We don't want these communities to collapse. Australia owes coal workers a debt of gratitude for their contribution to this country. They have literally kept the lights on. The communities that have grown around mines and power stations—whether it's in Collie in Western Australia, the Latrobe Valley in Victoria, New South Wales' Hunter Valley or my home of Central Queensland—cannot simply be left to the whims of the market. We all know how that ends, and they deserve much more respect than that.

These communities know the transition is happening and they know their livelihoods and communities are at risk without a coherent strategy that they are able to contribute to. I know these communities. I live in one of these communities. What they're asking for is for politicians to stop lying to them that coal and gas are here to stay, and that their futures are secured. They know that's not true. They read the same headlines we all do. They're simply trying to answer the question, What comes next?, and they want some help to work that out.

Mining will continue to play a role in Australia's energy future, and Australia is going to continue to mine the minerals that are needed to make the products we need in a zero-carbon world.

Instead of continuing to dig up iron ore and send it off overseas, only to buy it back as steel, we can create thousands of green steel jobs for former coal and gas workers right here. Using our sun and our wind to make the steel locally from our own ore, we can lay the tracks for high-speed rail or build the wind turbines that are going to power the country with renewable energy.

That is what this Bill is about.

The National Energy Transition Authority will ensure that no worker is left behind during our energy transition. It will support and fund the creation of the new industries and jobs that communities want and help revive the fortunes of declining regional centres.

Four out of every five tonnes of thermal coal we dig up in this country are exported overseas. If you don't have a plan for the phasing-out of coal exports, then you don't have a plan for climate change.

The authority will provide guidance on the closure of coal- and gas-fired power stations, giving communities and governments certainty and providing clear direction to the energy market about how much clean energy we will need where, and by when. Without such a plan, coal plants can shut at short notice, like Hazelwood did and like others might do next.

The National Energy Transition Authority will ensure that no worker is left behind during our energy transition. It will support and fund the creation of the new industries and jobs that communities want and help revive the fortunes of declining regional centres.

We know this can be done. It's been done before. In Germany, under the slogan "No one left in the pits," thousands of workers have been helped in their transition out of coal. The plan they made between workers, employers and government meant that every coal worker walked into a new job or transitioned safely into retirement.

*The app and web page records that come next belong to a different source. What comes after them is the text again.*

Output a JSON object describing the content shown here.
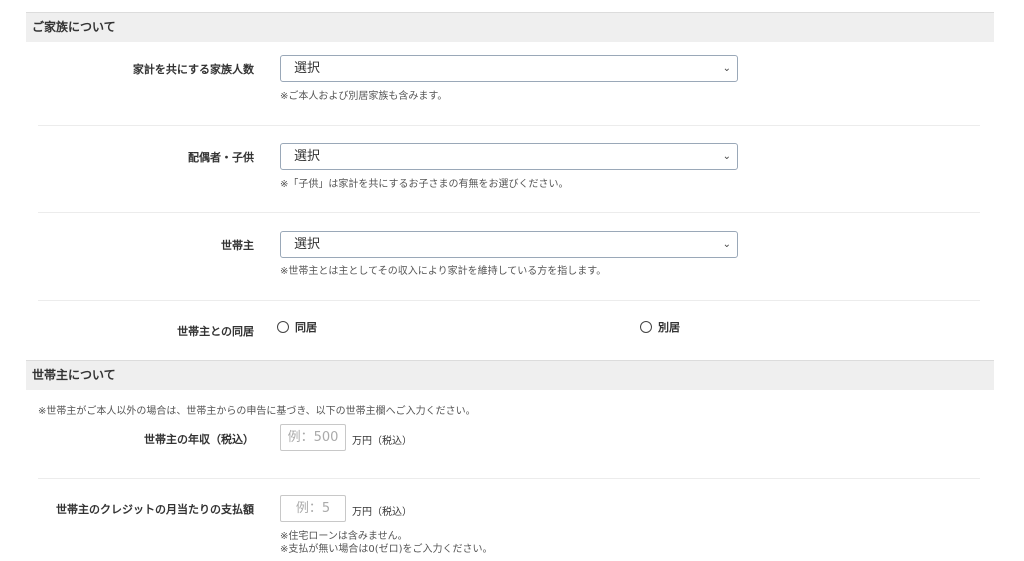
{
  "sections": {
    "family": {
      "title": "ご家族について"
    },
    "householder": {
      "title": "世帯主について"
    }
  },
  "family": {
    "household_size": {
      "label": "家計を共にする家族人数",
      "value": "選択",
      "note": "※ご本人および別居家族も含みます。"
    },
    "spouse_child": {
      "label": "配偶者・子供",
      "value": "選択",
      "note": "※「子供」は家計を共にするお子さまの有無をお選びください。"
    },
    "householder": {
      "label": "世帯主",
      "value": "選択",
      "note": "※世帯主とは主としてその収入により家計を維持している方を指します。"
    },
    "cohabitation": {
      "label": "世帯主との同居",
      "options": [
        "同居",
        "別居"
      ]
    }
  },
  "householder": {
    "intro_note": "※世帯主がご本人以外の場合は、世帯主からの申告に基づき、以下の世帯主欄へご入力ください。",
    "income": {
      "label": "世帯主の年収（税込）",
      "placeholder": "例：500",
      "unit": "万円（税込）"
    },
    "credit_payment": {
      "label": "世帯主のクレジットの月当たりの支払額",
      "placeholder": "例：5",
      "unit": "万円（税込）",
      "notes": [
        "※住宅ローンは含みません。",
        "※支払が無い場合は0(ゼロ)をご入力ください。"
      ]
    }
  },
  "icons": {
    "select_chevron": "chevron-down-icon",
    "radio": "radio-unchecked-icon"
  }
}
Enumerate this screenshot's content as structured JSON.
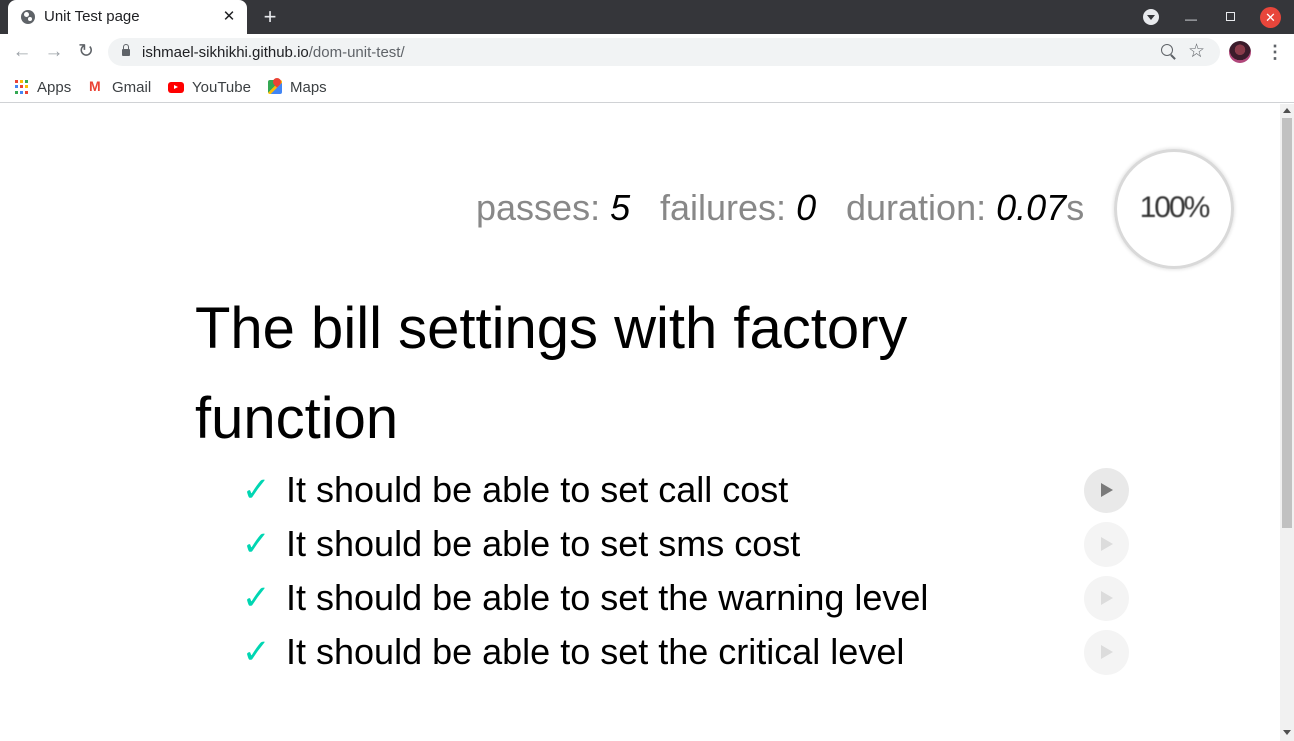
{
  "browser": {
    "tab_title": "Unit Test page",
    "tab_close": "✕",
    "new_tab": "+",
    "url_host": "ishmael-sikhikhi.github.io",
    "url_path": "/dom-unit-test/",
    "bookmarks": [
      {
        "label": "Apps",
        "icon": "apps-grid-icon"
      },
      {
        "label": "Gmail",
        "icon": "gmail-icon"
      },
      {
        "label": "YouTube",
        "icon": "youtube-icon"
      },
      {
        "label": "Maps",
        "icon": "maps-icon"
      }
    ]
  },
  "report": {
    "passes_label": "passes: ",
    "passes_value": "5",
    "failures_label": "failures: ",
    "failures_value": "0",
    "duration_label": "duration: ",
    "duration_value": "0.07",
    "duration_unit": "s",
    "progress_text": "100%",
    "progress_percent": 100
  },
  "suite": {
    "title": "The bill settings with factory function",
    "tests": [
      {
        "status": "pass",
        "check": "✓",
        "title": "It should be able to set call cost"
      },
      {
        "status": "pass",
        "check": "✓",
        "title": "It should be able to set sms cost"
      },
      {
        "status": "pass",
        "check": "✓",
        "title": "It should be able to set the warning level"
      },
      {
        "status": "pass",
        "check": "✓",
        "title": "It should be able to set the critical level"
      }
    ]
  },
  "colors": {
    "pass_check": "#00d6b2",
    "stat_label": "#888888",
    "close_button": "#e8463b"
  }
}
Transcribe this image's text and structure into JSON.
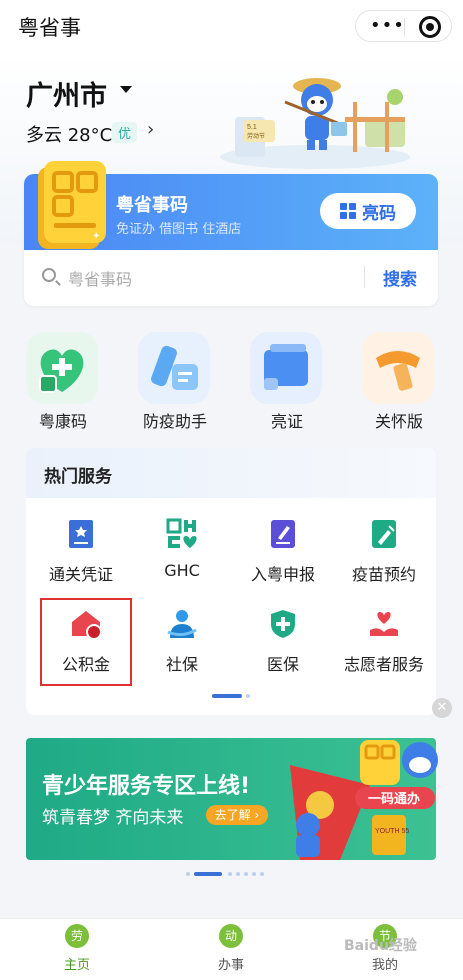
{
  "app": {
    "title": "粤省事"
  },
  "location": {
    "city": "广州市",
    "weather": "多云 28°C",
    "aqi": "优"
  },
  "mascot": {
    "sign": "5.1 劳动节"
  },
  "code_card": {
    "title": "粤省事码",
    "subtitle": "免证办 借图书 住酒店",
    "show_button": "亮码"
  },
  "search": {
    "placeholder": "粤省事码",
    "button": "搜索"
  },
  "quick_apps": [
    {
      "label": "粤康码",
      "color": "#4cc27a"
    },
    {
      "label": "防疫助手",
      "color": "#5aa9f2"
    },
    {
      "label": "亮证",
      "color": "#4a8ff1"
    },
    {
      "label": "关怀版",
      "color": "#f59a2e"
    }
  ],
  "hot_services": {
    "title": "热门服务",
    "items": [
      {
        "label": "通关凭证",
        "icon": "passport-icon"
      },
      {
        "label": "GHC",
        "icon": "ghc-icon"
      },
      {
        "label": "入粤申报",
        "icon": "declare-icon"
      },
      {
        "label": "疫苗预约",
        "icon": "vaccine-icon"
      },
      {
        "label": "公积金",
        "icon": "housing-fund-icon"
      },
      {
        "label": "社保",
        "icon": "social-security-icon"
      },
      {
        "label": "医保",
        "icon": "medical-insurance-icon"
      },
      {
        "label": "志愿者服务",
        "icon": "volunteer-icon"
      }
    ]
  },
  "promo": {
    "title": "青少年服务专区上线!",
    "subtitle": "筑青春梦 齐向未来",
    "button": "去了解",
    "badge": "一码通办",
    "shirt": "YOUTH 55"
  },
  "bottom_nav": [
    {
      "label": "主页",
      "icon_text": "劳",
      "active": true
    },
    {
      "label": "办事",
      "icon_text": "动",
      "active": false
    },
    {
      "label": "我的",
      "icon_text": "节",
      "active": false
    }
  ],
  "watermark": "Baidu经验"
}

I believe in an Australia that leads the way in renewable energy, and ensures that all workers have well-paid, secure employment and world-class social services.

This is why a National Energy Transition Authority is so critical, but also so invigorating. We can harness the power of the state, alongside private investment, to guide, to shape, to implement, and ultimately, to transform our country's relationship with energy.

We can, once again, engage in nation building.

Everyone knows that there is massive potential for clean energy and for job creation if we manage this transition properly. I believe that the Government knows this as well.

With planning, compassion and foresight, we can tackle the greatest threat humanity has ever faced while embracing new energy opportunities, looking after workers and breathing new life into regional Australia. But we need this Bill to do it.

I commend this bill to the Senate.

I seek leave to continue my remarks later.

Leave granted; debate adjourned.